= What to do =
Scan the lines below; pull out those with "children".

Entries from a dataset of interfaces
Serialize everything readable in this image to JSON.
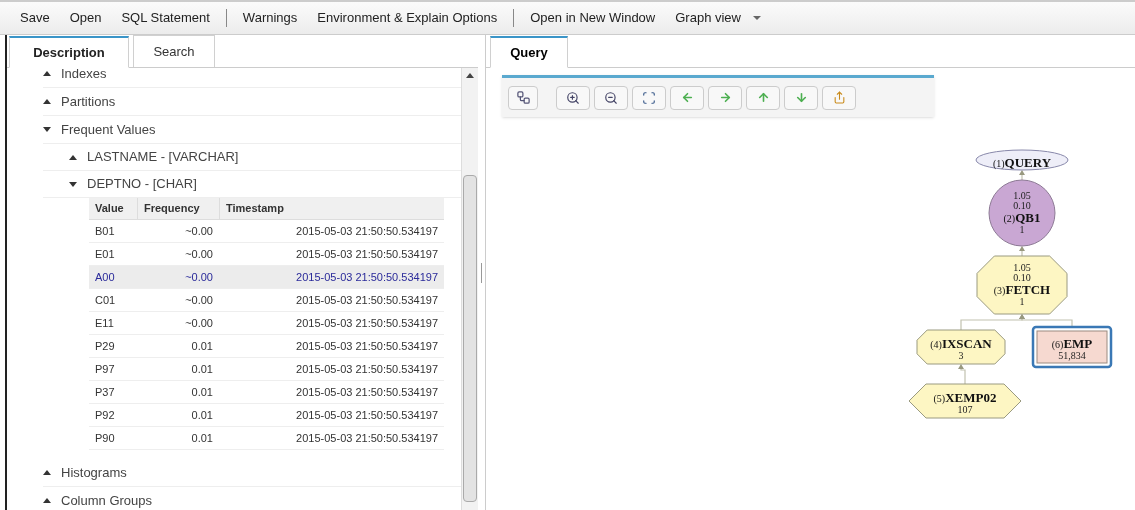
{
  "menu": [
    {
      "kind": "item",
      "label": "Save"
    },
    {
      "kind": "item",
      "label": "Open"
    },
    {
      "kind": "item",
      "label": "SQL Statement"
    },
    {
      "kind": "separator"
    },
    {
      "kind": "item",
      "label": "Warnings"
    },
    {
      "kind": "item",
      "label": "Environment & Explain Options"
    },
    {
      "kind": "separator"
    },
    {
      "kind": "item",
      "label": "Open in New Window"
    },
    {
      "kind": "dropdown",
      "label": "Graph view"
    }
  ],
  "left_tabs": [
    {
      "label": "Description",
      "selected": true
    },
    {
      "label": "Search",
      "selected": false
    }
  ],
  "tree": [
    {
      "label": "Indexes",
      "expanded": false
    },
    {
      "label": "Partitions",
      "expanded": false
    },
    {
      "label": "Frequent Values",
      "expanded": true,
      "children": [
        {
          "label": "LASTNAME - [VARCHAR]",
          "expanded": false
        },
        {
          "label": "DEPTNO - [CHAR]",
          "expanded": true,
          "table": {
            "columns": [
              "Value",
              "Frequency",
              "Timestamp"
            ],
            "rows": [
              {
                "cells": [
                  "B01",
                  "~0.00",
                  "2015-05-03 21:50:50.534197"
                ],
                "selected": false
              },
              {
                "cells": [
                  "E01",
                  "~0.00",
                  "2015-05-03 21:50:50.534197"
                ],
                "selected": false
              },
              {
                "cells": [
                  "A00",
                  "~0.00",
                  "2015-05-03 21:50:50.534197"
                ],
                "selected": true
              },
              {
                "cells": [
                  "C01",
                  "~0.00",
                  "2015-05-03 21:50:50.534197"
                ],
                "selected": false
              },
              {
                "cells": [
                  "E11",
                  "~0.00",
                  "2015-05-03 21:50:50.534197"
                ],
                "selected": false
              },
              {
                "cells": [
                  "P29",
                  "0.01",
                  "2015-05-03 21:50:50.534197"
                ],
                "selected": false
              },
              {
                "cells": [
                  "P97",
                  "0.01",
                  "2015-05-03 21:50:50.534197"
                ],
                "selected": false
              },
              {
                "cells": [
                  "P37",
                  "0.01",
                  "2015-05-03 21:50:50.534197"
                ],
                "selected": false
              },
              {
                "cells": [
                  "P92",
                  "0.01",
                  "2015-05-03 21:50:50.534197"
                ],
                "selected": false
              },
              {
                "cells": [
                  "P90",
                  "0.01",
                  "2015-05-03 21:50:50.534197"
                ],
                "selected": false
              }
            ]
          }
        }
      ]
    },
    {
      "label": "Histograms",
      "expanded": false
    },
    {
      "label": "Column Groups",
      "expanded": false
    }
  ],
  "right_tabs": [
    {
      "label": "Query",
      "selected": true
    }
  ],
  "graph": {
    "number": "(1)",
    "name": "QUERY",
    "kind": "ellipse",
    "selected": false,
    "children": [
      {
        "number": "(2)",
        "name": "QB1",
        "kind": "circle",
        "costs": [
          "1.05",
          "0.10"
        ],
        "rows": "1",
        "selected": false,
        "children": [
          {
            "number": "(3)",
            "name": "FETCH",
            "kind": "octagon",
            "costs": [
              "1.05",
              "0.10"
            ],
            "rows": "1",
            "selected": false,
            "children": [
              {
                "number": "(4)",
                "name": "IXSCAN",
                "kind": "octagon",
                "rows": "3",
                "selected": false,
                "children": [
                  {
                    "number": "(5)",
                    "name": "XEMP02",
                    "kind": "hexagon",
                    "rows": "107",
                    "selected": false
                  }
                ]
              },
              {
                "number": "(6)",
                "name": "EMP",
                "kind": "box",
                "rows": "51,834",
                "selected": true
              }
            ]
          }
        ]
      }
    ]
  }
}
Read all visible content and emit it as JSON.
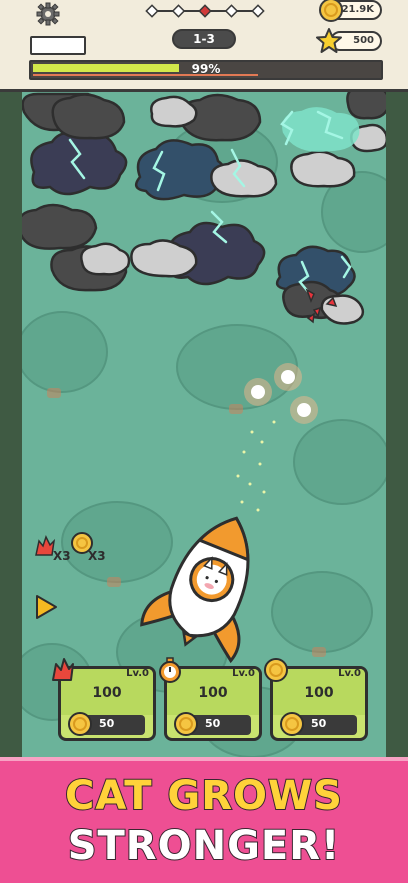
{
  "hud": {
    "stage": "1-3",
    "coins": "21.9K",
    "stars": "500",
    "progress_text": "99%",
    "progress_fraction": 0.99,
    "stage_nodes": 5,
    "current_node": 2
  },
  "boosts": {
    "fire_multiplier": "X3",
    "coin_multiplier": "X3"
  },
  "upgrades": [
    {
      "icon": "fire-icon",
      "level": "Lv.0",
      "value": "100",
      "cost": "50"
    },
    {
      "icon": "stopwatch-icon",
      "level": "Lv.0",
      "value": "100",
      "cost": "50"
    },
    {
      "icon": "coin-icon",
      "level": "Lv.0",
      "value": "100",
      "cost": "50"
    }
  ],
  "banner": {
    "line1": "CAT GROWS",
    "line2": "STRONGER!"
  },
  "colors": {
    "field": "#6bb39a",
    "banner": "#ee4f93",
    "card": "#c9e36f",
    "progress_fill": "#d3e94b",
    "headline_yellow": "#ffd23a"
  }
}
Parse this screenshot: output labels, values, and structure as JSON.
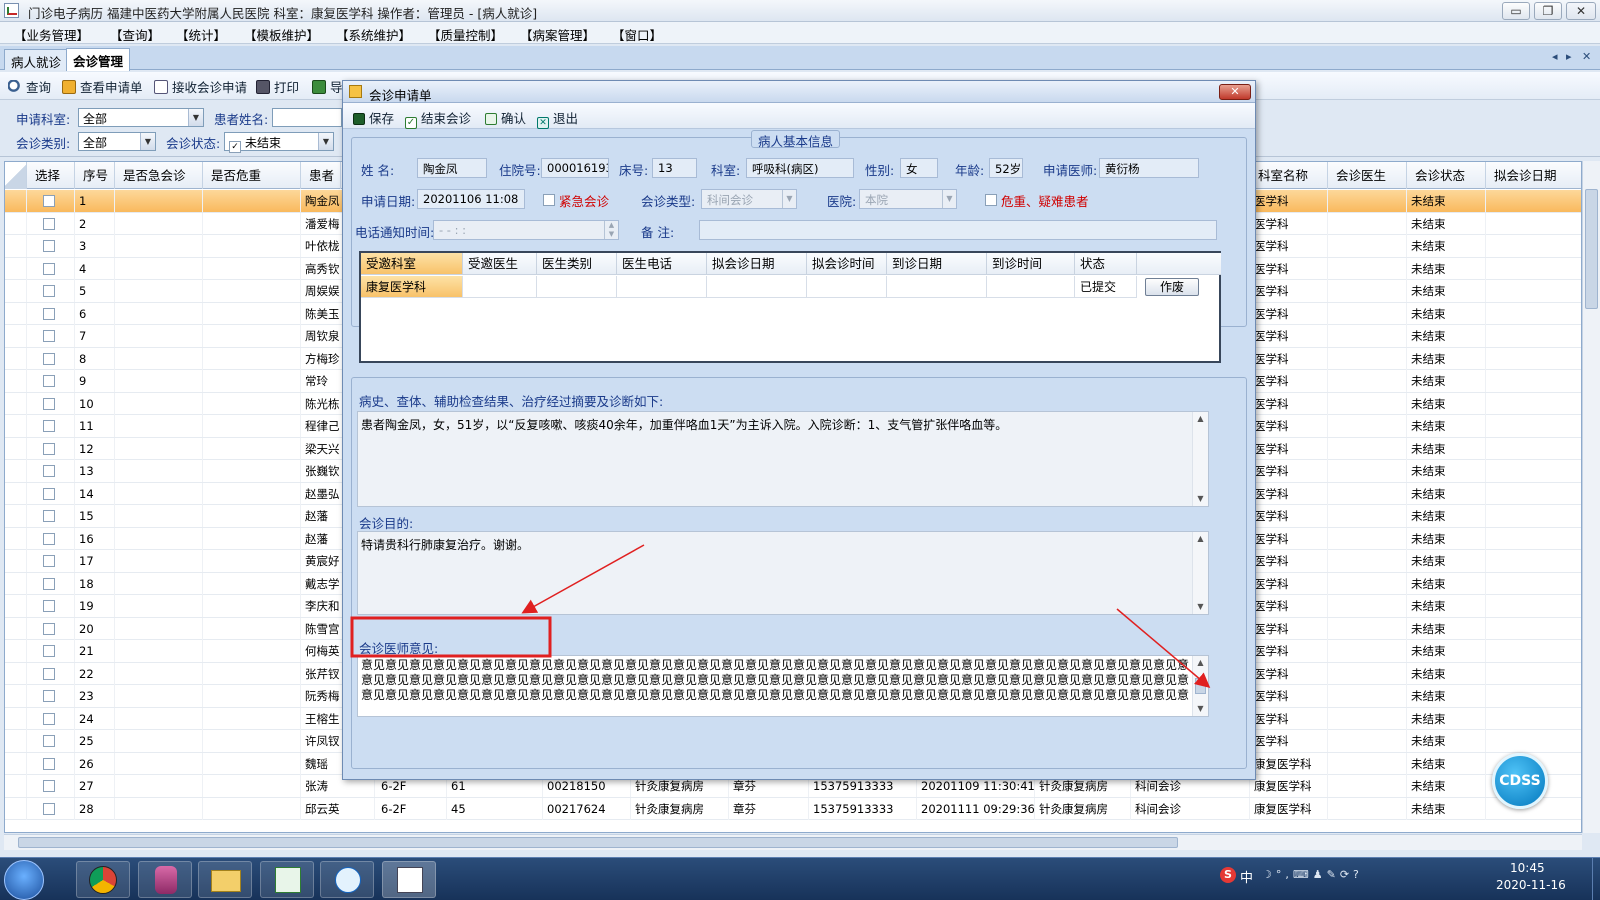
{
  "window": {
    "title": "门诊电子病历  福建中医药大学附属人民医院  科室：康复医学科  操作者：管理员 - [病人就诊]",
    "btn_min": "▭",
    "btn_restore": "❐",
    "btn_close": "✕"
  },
  "menu": [
    "【业务管理】",
    "【查询】",
    "【统计】",
    "【模板维护】",
    "【系统维护】",
    "【质量控制】",
    "【病案管理】",
    "【窗口】"
  ],
  "tabs": [
    "病人就诊",
    "会诊管理"
  ],
  "tab_nav": {
    "left": "◂",
    "right": "▸",
    "close": "✕"
  },
  "toolbar": [
    "查询",
    "查看申请单",
    "接收会诊申请",
    "打印",
    "导"
  ],
  "filters": {
    "dept_label": "申请科室:",
    "dept_value": "全部",
    "name_label": "患者姓名:",
    "type_label": "会诊类别:",
    "type_value": "全部",
    "status_label": "会诊状态:",
    "status_value": "未结束"
  },
  "grid": {
    "headers_left": [
      "选择",
      "序号",
      "是否急会诊",
      "是否危重",
      "患者"
    ],
    "headers_right": [
      "科室名称",
      "会诊医生",
      "会诊状态",
      "拟会诊日期"
    ],
    "rows": [
      {
        "no": "1",
        "name": "陶金凤",
        "dept": "医学科",
        "status": "未结束"
      },
      {
        "no": "2",
        "name": "潘爱梅",
        "dept": "医学科",
        "status": "未结束"
      },
      {
        "no": "3",
        "name": "叶依栊",
        "dept": "医学科",
        "status": "未结束"
      },
      {
        "no": "4",
        "name": "高秀钦",
        "dept": "医学科",
        "status": "未结束"
      },
      {
        "no": "5",
        "name": "周娱娱",
        "dept": "医学科",
        "status": "未结束"
      },
      {
        "no": "6",
        "name": "陈美玉",
        "dept": "医学科",
        "status": "未结束"
      },
      {
        "no": "7",
        "name": "周钦泉",
        "dept": "医学科",
        "status": "未结束"
      },
      {
        "no": "8",
        "name": "方梅珍",
        "dept": "医学科",
        "status": "未结束"
      },
      {
        "no": "9",
        "name": "常玲",
        "dept": "医学科",
        "status": "未结束"
      },
      {
        "no": "10",
        "name": "陈光栋",
        "dept": "医学科",
        "status": "未结束"
      },
      {
        "no": "11",
        "name": "程律己",
        "dept": "医学科",
        "status": "未结束"
      },
      {
        "no": "12",
        "name": "梁天兴",
        "dept": "医学科",
        "status": "未结束"
      },
      {
        "no": "13",
        "name": "张巍钦",
        "dept": "医学科",
        "status": "未结束"
      },
      {
        "no": "14",
        "name": "赵墨弘",
        "dept": "医学科",
        "status": "未结束"
      },
      {
        "no": "15",
        "name": "赵藩",
        "dept": "医学科",
        "status": "未结束"
      },
      {
        "no": "16",
        "name": "赵藩",
        "dept": "医学科",
        "status": "未结束"
      },
      {
        "no": "17",
        "name": "黄宸好",
        "dept": "医学科",
        "status": "未结束"
      },
      {
        "no": "18",
        "name": "戴志学",
        "dept": "医学科",
        "status": "未结束"
      },
      {
        "no": "19",
        "name": "李庆和",
        "dept": "医学科",
        "status": "未结束"
      },
      {
        "no": "20",
        "name": "陈雪宫",
        "dept": "医学科",
        "status": "未结束"
      },
      {
        "no": "21",
        "name": "何梅英",
        "dept": "医学科",
        "status": "未结束"
      },
      {
        "no": "22",
        "name": "张芹钗",
        "dept": "医学科",
        "status": "未结束"
      },
      {
        "no": "23",
        "name": "阮秀梅",
        "dept": "医学科",
        "status": "未结束"
      },
      {
        "no": "24",
        "name": "王榕生",
        "dept": "医学科",
        "status": "未结束"
      },
      {
        "no": "25",
        "name": "许凤钗",
        "dept": "医学科",
        "status": "未结束"
      },
      {
        "no": "26",
        "name": "魏瑶",
        "dept": "康复医学科",
        "status": "未结束"
      },
      {
        "no": "27",
        "name": "张涛",
        "dept": "康复医学科",
        "status": "未结束"
      },
      {
        "no": "28",
        "name": "邱云英",
        "dept": "康复医学科",
        "status": "未结束"
      }
    ],
    "extra_rows": [
      {
        "bed": "6-2F",
        "age": "61",
        "id": "00218150",
        "ward": "针灸康复病房",
        "doc": "章芬",
        "phone": "15375913333",
        "time": "20201109 11:30:41",
        "ward2": "针灸康复病房",
        "type": "科间会诊"
      },
      {
        "bed": "6-2F",
        "age": "45",
        "id": "00217624",
        "ward": "针灸康复病房",
        "doc": "章芬",
        "phone": "15375913333",
        "time": "20201111 09:29:36",
        "ward2": "针灸康复病房",
        "type": "科间会诊"
      }
    ]
  },
  "dialog": {
    "title": "会诊申请单",
    "close": "✕",
    "tools": [
      "保存",
      "结束会诊",
      "确认",
      "退出"
    ],
    "section_title": "病人基本信息",
    "labels": {
      "name": "姓    名:",
      "inpatient_no": "住院号:",
      "bed_no": "床号:",
      "dept": "科室:",
      "sex": "性别:",
      "age": "年龄:",
      "doctor": "申请医师:",
      "apply_date": "申请日期:",
      "urgent": "紧急会诊",
      "consult_type": "会诊类型:",
      "hospital": "医院:",
      "critical": "危重、疑难患者",
      "phone_time": "电话通知时间:",
      "remark": "备    注:"
    },
    "values": {
      "name": "陶金凤",
      "inpatient_no": "0000161933",
      "bed_no": "13",
      "dept": "呼吸科(病区)",
      "sex": "女",
      "age": "52岁",
      "doctor": "黄衍杨",
      "apply_date": "20201106  11:08",
      "consult_type": "科间会诊",
      "hospital": "本院",
      "phone_time": "-  -       :  :"
    },
    "sub_headers": [
      "受邀科室",
      "受邀医生",
      "医生类别",
      "医生电话",
      "拟会诊日期",
      "拟会诊时间",
      "到诊日期",
      "到诊时间",
      "状态"
    ],
    "sub_row": {
      "dept": "康复医学科",
      "status": "已提交",
      "btn": "作废"
    },
    "history_label": "病史、查体、辅助检查结果、治疗经过摘要及诊断如下:",
    "history_text": "患者陶金凤，女，51岁，以“反复咳嗽、咳痰40余年，加重伴咯血1天”为主诉入院。入院诊断：1、支气管扩张伴咯血等。",
    "purpose_label": "会诊目的:",
    "purpose_text": "特请贵科行肺康复治疗。谢谢。",
    "opinion_label": "会诊医师意见:",
    "opinion_lines": [
      "意见意见意见意见意见意见意见意见意见意见意见意见意见意见意见意见意见意见意见意见意见意见意见意见意见意见意见意见意见意见意见意见意见意见意见意见意见",
      "意见意见意见意见意见意见意见意见意见意见意见意见意见意见意见意见意见意见意见意见意见意见意见意见意见意见意见意见意见意见意见意见意见意见意见意见意见",
      "意见意见意见意见意见意见意见意见意见意见意见意见意见意见意见意见意见意见意见意见意见意见意见意见意见意见意见意见意见意见意见意见意见意见意见意见意见"
    ]
  },
  "annotation_color": "#e02020",
  "cdss": "CDSS",
  "tray": {
    "ime": "中",
    "time": "10:45",
    "date": "2020-11-16"
  }
}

= Solution for this problem =
      "children": [
    "children": [
        "children": [
            "children": [
                "children": [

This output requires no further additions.